Scan the entries below for the string "USDSC" and copy every line where it turns up.

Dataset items
:::::

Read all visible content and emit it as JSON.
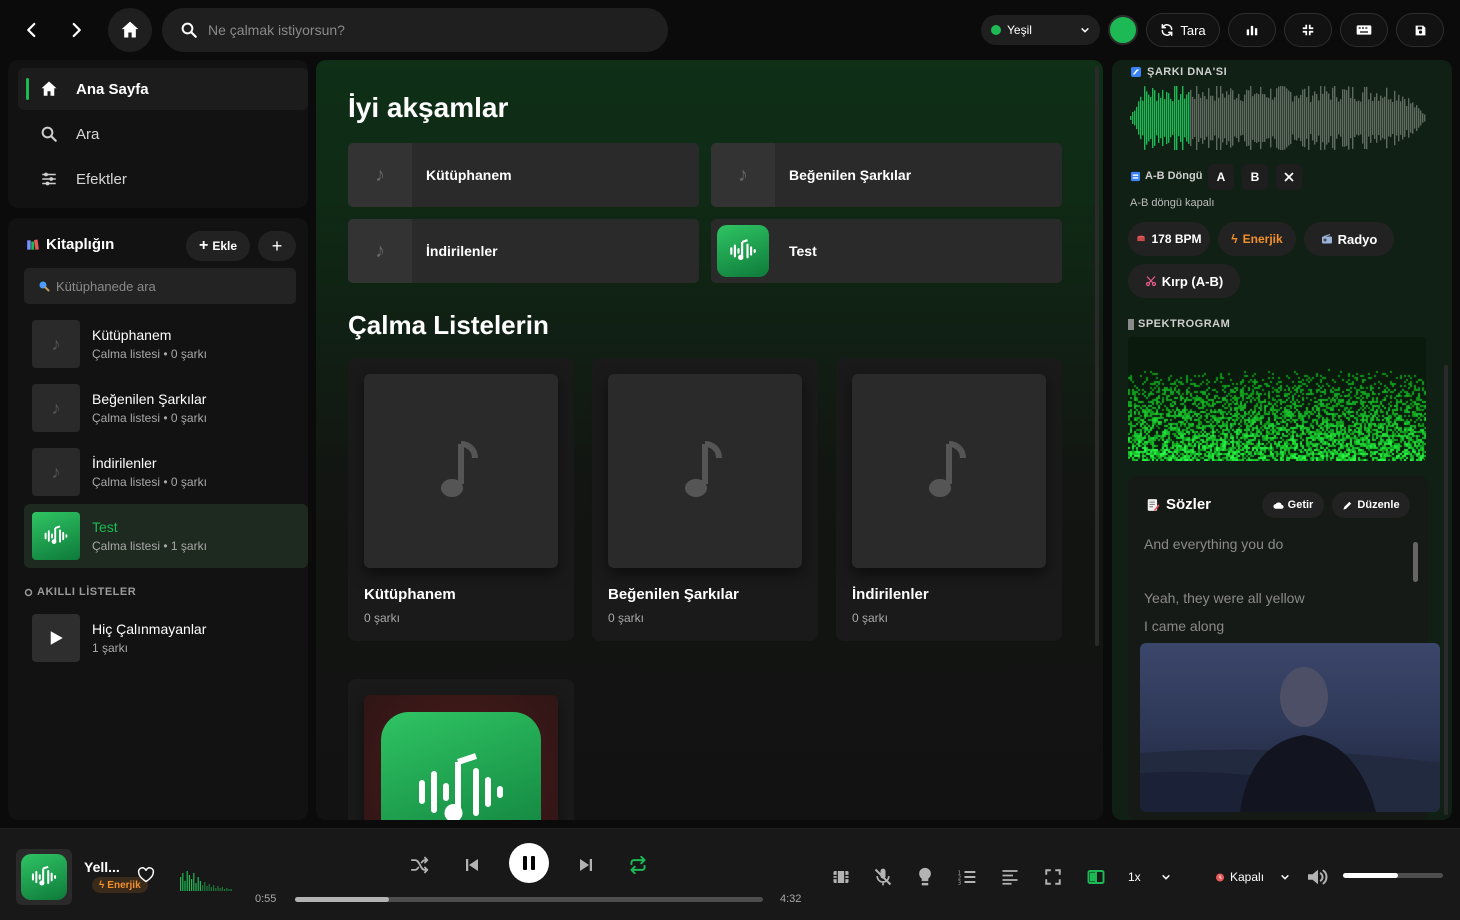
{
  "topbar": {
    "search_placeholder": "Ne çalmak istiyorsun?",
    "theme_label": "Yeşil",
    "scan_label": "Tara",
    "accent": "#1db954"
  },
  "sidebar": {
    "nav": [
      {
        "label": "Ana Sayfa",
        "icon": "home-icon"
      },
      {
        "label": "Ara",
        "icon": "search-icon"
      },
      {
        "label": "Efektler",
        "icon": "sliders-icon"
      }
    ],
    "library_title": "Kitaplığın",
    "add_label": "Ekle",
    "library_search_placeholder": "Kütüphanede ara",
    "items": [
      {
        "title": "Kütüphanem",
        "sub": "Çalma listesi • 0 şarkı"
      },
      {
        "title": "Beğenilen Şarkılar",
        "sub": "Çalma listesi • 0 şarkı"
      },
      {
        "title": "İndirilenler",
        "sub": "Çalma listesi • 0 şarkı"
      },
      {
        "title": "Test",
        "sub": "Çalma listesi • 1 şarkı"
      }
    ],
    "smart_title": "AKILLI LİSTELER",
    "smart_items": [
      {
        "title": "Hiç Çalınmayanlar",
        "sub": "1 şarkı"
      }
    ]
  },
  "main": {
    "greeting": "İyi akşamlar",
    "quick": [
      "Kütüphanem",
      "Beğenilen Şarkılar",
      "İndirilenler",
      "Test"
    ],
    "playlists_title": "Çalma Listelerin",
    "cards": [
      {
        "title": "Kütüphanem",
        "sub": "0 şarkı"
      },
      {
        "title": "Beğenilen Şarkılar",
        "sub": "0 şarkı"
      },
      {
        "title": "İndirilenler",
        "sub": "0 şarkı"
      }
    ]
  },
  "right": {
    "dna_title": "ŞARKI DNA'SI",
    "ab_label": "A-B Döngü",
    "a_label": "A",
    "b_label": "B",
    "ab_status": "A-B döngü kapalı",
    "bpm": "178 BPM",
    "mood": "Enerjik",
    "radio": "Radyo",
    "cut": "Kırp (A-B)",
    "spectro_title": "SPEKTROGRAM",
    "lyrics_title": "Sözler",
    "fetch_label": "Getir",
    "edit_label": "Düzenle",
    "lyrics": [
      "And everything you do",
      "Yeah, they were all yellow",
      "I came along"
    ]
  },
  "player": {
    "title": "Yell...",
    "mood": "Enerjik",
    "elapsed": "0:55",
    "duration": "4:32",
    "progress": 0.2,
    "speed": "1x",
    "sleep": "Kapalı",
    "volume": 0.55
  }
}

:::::

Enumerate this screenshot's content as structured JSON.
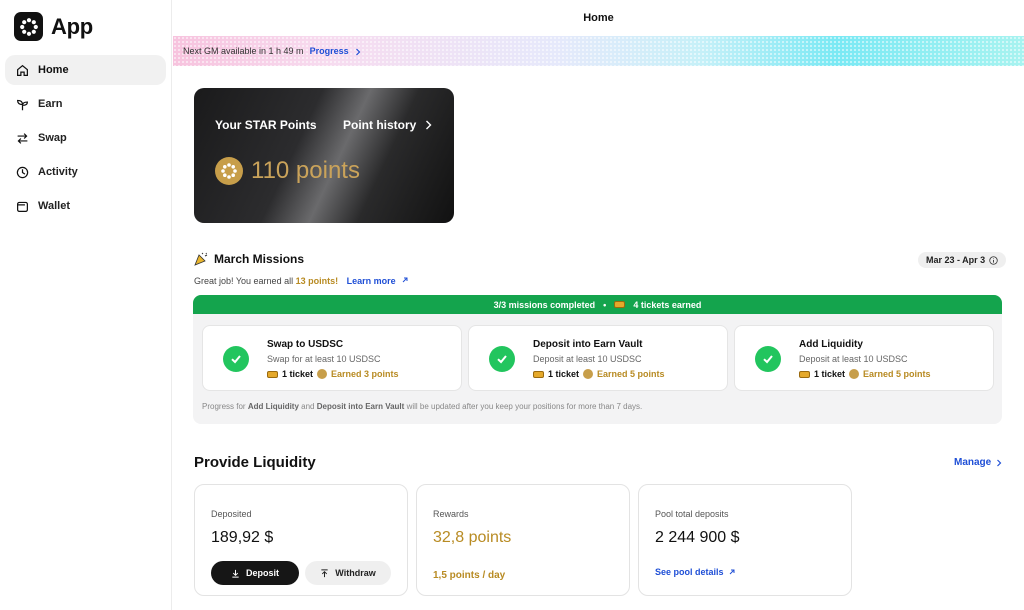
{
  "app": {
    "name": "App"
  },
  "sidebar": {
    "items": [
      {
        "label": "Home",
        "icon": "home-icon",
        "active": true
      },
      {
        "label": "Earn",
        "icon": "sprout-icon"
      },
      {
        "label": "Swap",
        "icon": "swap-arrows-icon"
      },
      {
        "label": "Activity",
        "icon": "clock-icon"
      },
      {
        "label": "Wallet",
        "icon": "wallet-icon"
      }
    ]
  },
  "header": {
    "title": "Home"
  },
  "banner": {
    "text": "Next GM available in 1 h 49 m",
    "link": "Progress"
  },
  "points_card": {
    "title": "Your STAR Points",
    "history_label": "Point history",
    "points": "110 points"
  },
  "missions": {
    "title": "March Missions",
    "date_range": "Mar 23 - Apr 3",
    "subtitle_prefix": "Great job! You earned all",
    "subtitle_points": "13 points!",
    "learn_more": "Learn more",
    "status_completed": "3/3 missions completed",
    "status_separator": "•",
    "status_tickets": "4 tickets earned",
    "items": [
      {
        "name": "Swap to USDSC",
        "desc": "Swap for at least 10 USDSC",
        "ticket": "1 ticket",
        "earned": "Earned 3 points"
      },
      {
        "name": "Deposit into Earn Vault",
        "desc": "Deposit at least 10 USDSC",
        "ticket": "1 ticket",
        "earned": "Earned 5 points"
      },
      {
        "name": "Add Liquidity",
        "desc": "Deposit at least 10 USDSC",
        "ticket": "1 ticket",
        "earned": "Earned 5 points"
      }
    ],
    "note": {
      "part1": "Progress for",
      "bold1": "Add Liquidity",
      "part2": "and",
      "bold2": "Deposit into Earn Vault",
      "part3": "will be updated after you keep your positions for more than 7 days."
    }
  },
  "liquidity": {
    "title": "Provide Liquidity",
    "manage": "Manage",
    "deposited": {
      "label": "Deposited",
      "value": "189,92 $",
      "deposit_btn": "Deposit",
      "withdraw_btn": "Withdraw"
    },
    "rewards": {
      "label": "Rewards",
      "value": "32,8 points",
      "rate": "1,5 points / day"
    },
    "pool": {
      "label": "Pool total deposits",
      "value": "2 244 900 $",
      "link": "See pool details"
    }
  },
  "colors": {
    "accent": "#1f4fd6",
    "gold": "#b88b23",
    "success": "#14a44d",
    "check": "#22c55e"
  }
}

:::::

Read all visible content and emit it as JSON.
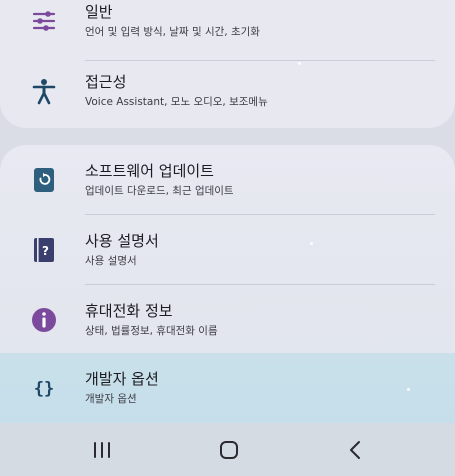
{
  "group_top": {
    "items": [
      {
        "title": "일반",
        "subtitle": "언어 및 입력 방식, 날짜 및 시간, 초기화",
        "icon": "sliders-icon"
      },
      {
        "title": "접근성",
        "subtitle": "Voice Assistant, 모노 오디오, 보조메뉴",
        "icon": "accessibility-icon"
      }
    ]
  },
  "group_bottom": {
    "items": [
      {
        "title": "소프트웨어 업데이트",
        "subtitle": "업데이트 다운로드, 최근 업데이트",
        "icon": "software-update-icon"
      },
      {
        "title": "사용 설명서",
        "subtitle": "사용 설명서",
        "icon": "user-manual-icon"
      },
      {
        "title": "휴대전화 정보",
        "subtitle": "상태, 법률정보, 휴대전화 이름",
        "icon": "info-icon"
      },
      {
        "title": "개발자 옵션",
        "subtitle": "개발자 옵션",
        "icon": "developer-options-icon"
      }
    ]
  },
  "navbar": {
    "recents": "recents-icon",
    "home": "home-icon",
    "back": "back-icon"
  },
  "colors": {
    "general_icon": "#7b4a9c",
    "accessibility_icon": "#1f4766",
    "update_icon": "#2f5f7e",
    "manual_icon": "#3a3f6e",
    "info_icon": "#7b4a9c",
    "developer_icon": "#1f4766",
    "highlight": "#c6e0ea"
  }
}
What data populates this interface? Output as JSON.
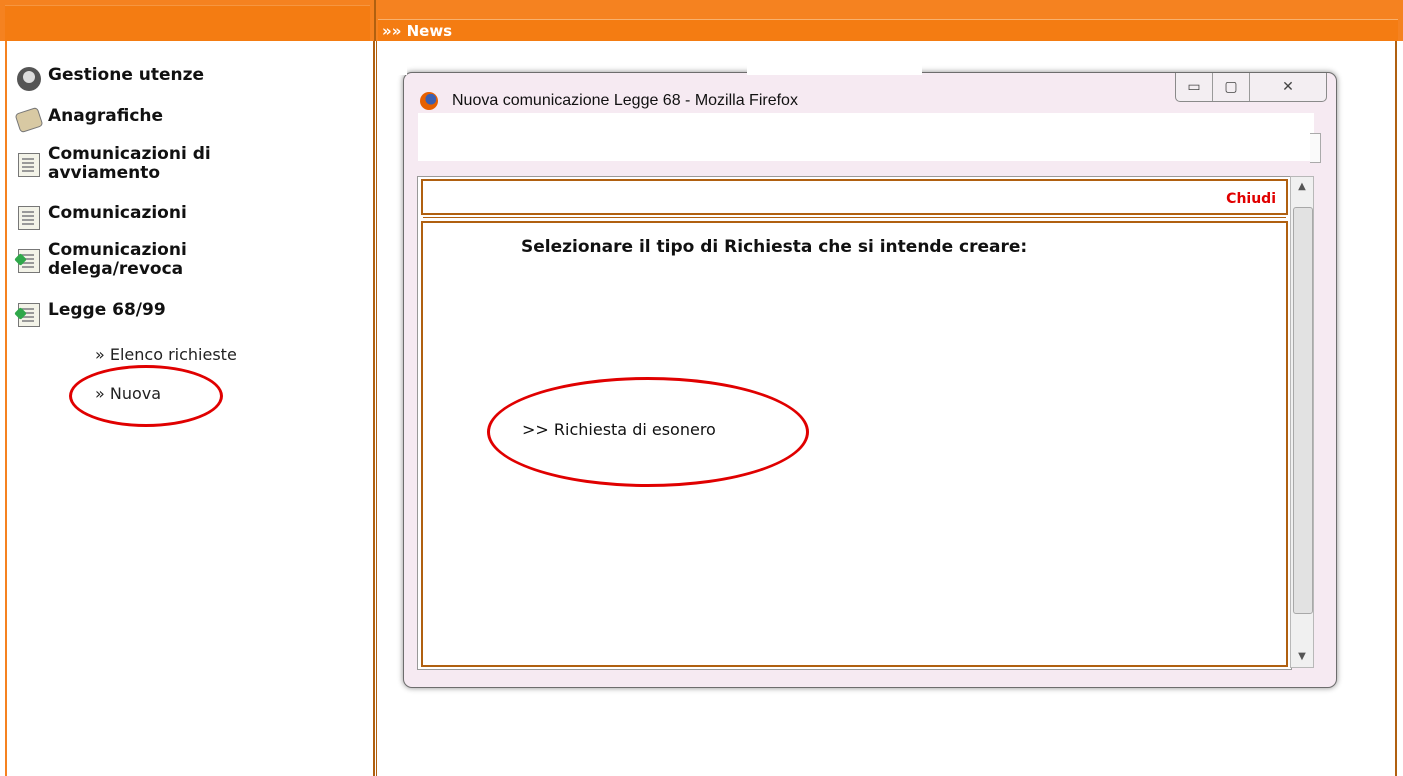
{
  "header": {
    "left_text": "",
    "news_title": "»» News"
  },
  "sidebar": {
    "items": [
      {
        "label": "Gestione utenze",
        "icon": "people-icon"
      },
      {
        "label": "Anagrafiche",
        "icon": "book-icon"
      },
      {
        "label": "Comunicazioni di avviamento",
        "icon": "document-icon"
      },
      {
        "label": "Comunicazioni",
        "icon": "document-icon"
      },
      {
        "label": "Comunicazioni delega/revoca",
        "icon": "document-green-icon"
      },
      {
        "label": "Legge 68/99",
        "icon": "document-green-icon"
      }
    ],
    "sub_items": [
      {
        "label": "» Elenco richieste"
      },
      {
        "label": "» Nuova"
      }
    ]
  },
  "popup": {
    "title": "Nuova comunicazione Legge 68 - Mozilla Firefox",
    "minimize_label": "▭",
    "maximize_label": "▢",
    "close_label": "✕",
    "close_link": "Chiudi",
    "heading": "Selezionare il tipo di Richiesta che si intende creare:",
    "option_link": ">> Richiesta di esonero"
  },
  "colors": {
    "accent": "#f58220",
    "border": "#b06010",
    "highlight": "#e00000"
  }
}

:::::

RESULT OF THIS EXERCISE ▸
        "name": "Swap to USDSC",
        "desc": "Swap for at least 10 USDSC",
        "desc": "Deposit at least 10 USDSC",
        "desc": "Deposit at least 10 USDSC",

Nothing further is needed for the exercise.